[Problem] Keep only the lines of the data below that contain "email", and copy them.

[Entries shown]
········

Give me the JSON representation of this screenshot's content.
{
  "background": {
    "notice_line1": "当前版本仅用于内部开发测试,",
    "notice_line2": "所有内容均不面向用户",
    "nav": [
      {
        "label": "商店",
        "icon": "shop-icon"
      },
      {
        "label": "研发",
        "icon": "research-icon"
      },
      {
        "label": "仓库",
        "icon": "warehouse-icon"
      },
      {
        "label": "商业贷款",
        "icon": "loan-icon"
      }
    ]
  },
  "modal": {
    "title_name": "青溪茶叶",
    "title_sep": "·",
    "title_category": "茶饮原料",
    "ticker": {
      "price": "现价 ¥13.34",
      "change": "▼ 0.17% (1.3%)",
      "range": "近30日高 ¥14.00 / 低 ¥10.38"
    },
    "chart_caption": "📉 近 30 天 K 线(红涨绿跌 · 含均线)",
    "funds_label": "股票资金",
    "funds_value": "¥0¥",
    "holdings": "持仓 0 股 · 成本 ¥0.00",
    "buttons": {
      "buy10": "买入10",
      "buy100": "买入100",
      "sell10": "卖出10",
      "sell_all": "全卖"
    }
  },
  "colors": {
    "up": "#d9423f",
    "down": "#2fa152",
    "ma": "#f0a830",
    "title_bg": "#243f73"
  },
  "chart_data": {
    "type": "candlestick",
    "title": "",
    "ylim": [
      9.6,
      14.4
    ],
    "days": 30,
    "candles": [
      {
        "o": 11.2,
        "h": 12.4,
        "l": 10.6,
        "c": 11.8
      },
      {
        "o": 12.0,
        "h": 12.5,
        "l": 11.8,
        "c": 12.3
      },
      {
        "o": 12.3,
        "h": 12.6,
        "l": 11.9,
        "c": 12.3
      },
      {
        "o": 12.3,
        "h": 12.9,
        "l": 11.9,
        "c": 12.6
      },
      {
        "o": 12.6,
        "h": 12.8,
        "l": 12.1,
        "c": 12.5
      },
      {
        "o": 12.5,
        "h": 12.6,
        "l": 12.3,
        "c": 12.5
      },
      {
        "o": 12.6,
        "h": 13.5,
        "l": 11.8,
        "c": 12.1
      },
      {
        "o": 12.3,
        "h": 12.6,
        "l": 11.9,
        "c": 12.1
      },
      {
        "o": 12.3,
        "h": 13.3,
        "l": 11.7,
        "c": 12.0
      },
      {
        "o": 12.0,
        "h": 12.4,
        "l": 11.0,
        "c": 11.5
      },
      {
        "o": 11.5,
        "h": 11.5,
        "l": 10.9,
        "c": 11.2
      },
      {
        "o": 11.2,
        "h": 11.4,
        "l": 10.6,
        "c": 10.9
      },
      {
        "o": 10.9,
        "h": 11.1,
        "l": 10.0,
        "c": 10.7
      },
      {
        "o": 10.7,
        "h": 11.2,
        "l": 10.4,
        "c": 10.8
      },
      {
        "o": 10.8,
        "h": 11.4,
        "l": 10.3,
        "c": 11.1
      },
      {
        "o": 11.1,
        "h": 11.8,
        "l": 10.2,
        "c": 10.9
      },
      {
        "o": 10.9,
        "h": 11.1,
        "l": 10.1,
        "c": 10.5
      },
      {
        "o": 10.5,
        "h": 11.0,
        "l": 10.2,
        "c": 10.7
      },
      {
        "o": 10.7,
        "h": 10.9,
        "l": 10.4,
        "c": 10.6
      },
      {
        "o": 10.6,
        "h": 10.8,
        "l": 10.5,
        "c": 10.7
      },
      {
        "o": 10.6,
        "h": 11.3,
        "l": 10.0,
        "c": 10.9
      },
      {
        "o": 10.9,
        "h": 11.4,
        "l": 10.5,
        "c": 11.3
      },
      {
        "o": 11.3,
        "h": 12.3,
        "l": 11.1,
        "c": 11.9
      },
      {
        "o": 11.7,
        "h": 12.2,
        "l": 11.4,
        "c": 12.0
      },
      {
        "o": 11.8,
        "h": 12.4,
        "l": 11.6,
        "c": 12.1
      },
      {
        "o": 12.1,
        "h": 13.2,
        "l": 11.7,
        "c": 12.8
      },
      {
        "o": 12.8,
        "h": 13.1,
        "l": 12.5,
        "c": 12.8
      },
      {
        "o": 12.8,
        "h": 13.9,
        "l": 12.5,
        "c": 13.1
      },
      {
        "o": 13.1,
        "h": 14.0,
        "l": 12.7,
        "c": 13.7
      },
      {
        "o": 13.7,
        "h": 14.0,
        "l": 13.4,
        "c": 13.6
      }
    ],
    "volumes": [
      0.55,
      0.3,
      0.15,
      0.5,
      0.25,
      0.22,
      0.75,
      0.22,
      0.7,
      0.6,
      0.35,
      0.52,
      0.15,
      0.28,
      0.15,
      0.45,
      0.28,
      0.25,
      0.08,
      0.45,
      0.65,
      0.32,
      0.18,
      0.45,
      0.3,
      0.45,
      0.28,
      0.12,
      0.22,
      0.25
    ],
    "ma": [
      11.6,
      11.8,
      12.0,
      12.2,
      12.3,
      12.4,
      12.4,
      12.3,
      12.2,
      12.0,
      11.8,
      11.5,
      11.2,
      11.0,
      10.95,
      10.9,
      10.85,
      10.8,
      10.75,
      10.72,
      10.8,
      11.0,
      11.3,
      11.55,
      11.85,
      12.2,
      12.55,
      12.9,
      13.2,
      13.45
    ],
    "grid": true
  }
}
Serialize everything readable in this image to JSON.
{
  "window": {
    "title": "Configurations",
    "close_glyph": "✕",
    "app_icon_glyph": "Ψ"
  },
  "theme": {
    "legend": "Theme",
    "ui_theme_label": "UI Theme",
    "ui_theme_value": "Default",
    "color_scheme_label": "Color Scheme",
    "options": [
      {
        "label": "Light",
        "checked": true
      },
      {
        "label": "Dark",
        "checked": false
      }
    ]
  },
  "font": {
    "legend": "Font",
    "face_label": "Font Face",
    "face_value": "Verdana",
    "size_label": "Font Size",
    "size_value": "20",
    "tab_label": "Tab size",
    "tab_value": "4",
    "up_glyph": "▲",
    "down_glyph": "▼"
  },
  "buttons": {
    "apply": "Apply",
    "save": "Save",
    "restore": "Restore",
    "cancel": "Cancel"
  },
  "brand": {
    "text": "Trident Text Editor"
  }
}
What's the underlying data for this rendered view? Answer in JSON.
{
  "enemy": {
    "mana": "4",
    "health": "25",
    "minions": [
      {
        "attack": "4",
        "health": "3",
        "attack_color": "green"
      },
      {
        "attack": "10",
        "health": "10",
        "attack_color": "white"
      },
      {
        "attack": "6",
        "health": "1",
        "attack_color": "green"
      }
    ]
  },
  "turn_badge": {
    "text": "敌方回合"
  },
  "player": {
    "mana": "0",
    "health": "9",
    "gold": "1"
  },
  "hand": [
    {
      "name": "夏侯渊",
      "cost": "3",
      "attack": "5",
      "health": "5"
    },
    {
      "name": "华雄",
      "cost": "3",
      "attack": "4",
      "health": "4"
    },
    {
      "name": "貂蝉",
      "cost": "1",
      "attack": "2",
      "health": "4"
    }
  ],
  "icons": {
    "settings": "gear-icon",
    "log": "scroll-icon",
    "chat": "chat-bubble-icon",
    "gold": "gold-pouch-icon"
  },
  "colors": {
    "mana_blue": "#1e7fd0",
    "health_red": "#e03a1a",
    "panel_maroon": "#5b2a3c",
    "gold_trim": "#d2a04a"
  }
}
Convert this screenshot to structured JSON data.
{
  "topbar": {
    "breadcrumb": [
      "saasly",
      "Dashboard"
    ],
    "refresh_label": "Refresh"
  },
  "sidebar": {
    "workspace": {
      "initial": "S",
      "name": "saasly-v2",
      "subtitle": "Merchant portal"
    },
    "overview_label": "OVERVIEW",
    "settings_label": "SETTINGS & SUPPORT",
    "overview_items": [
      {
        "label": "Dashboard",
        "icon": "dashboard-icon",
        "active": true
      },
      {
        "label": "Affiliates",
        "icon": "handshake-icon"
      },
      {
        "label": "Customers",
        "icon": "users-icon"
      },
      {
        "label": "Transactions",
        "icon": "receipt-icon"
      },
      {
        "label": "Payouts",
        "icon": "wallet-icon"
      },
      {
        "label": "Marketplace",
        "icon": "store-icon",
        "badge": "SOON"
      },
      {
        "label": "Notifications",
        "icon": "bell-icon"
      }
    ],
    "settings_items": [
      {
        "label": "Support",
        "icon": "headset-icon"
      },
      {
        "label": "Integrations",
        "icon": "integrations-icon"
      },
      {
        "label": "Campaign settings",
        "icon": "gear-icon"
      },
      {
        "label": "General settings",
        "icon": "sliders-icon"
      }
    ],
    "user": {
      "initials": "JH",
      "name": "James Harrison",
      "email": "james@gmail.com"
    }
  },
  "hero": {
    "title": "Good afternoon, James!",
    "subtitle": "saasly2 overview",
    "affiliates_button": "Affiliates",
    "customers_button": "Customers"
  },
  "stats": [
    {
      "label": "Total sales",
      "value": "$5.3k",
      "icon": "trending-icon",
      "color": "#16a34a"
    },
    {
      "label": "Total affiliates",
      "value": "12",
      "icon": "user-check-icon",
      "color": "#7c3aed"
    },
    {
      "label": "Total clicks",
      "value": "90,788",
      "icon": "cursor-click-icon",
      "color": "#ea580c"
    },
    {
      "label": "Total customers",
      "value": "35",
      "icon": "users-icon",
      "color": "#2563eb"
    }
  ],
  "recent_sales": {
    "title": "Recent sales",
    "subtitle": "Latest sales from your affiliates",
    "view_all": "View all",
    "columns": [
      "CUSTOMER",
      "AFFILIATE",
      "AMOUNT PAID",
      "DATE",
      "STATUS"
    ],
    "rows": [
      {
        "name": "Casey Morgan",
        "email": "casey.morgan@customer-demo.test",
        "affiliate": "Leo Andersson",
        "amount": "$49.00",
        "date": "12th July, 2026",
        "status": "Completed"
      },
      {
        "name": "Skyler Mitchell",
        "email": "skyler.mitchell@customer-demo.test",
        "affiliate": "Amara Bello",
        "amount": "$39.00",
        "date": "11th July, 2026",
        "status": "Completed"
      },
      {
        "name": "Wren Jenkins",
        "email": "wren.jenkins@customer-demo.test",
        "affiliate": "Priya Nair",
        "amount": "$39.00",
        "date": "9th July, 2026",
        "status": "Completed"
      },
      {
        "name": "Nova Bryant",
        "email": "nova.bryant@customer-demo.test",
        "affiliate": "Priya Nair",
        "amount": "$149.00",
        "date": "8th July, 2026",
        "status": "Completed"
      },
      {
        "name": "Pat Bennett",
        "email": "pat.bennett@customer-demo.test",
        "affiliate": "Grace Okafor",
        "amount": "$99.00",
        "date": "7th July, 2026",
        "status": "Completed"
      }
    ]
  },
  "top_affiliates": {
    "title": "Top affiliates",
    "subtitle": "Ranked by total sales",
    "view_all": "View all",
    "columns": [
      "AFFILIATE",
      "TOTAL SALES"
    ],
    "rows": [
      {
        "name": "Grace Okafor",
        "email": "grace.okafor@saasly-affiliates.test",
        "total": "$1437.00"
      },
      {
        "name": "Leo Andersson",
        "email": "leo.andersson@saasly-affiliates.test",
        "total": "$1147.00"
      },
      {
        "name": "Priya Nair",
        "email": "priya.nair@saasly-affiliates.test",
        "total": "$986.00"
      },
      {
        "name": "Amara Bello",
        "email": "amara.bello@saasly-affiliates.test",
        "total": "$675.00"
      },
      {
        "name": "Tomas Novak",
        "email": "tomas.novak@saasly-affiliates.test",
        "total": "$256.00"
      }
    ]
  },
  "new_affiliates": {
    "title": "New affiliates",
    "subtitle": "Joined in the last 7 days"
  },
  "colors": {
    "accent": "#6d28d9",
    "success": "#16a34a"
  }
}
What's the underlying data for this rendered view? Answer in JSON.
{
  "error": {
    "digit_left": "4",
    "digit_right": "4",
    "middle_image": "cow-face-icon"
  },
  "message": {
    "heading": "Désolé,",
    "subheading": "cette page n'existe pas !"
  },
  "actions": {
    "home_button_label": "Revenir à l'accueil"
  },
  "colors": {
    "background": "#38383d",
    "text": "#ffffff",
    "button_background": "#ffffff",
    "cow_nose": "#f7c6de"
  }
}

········

[Output of the exercise]
      "email": "james@gmail.com"
        "email": "casey.morgan@customer-demo.test",
        "email": "skyler.mitchell@customer-demo.test",
        "email": "wren.jenkins@customer-demo.test",
        "email": "nova.bryant@customer-demo.test",
        "email": "pat.bennett@customer-demo.test",
        "email": "grace.okafor@saasly-affiliates.test",
        "email": "leo.andersson@saasly-affiliates.test",
        "email": "priya.nair@saasly-affiliates.test",
        "email": "amara.bello@saasly-affiliates.test",
        "email": "tomas.novak@saasly-affiliates.test",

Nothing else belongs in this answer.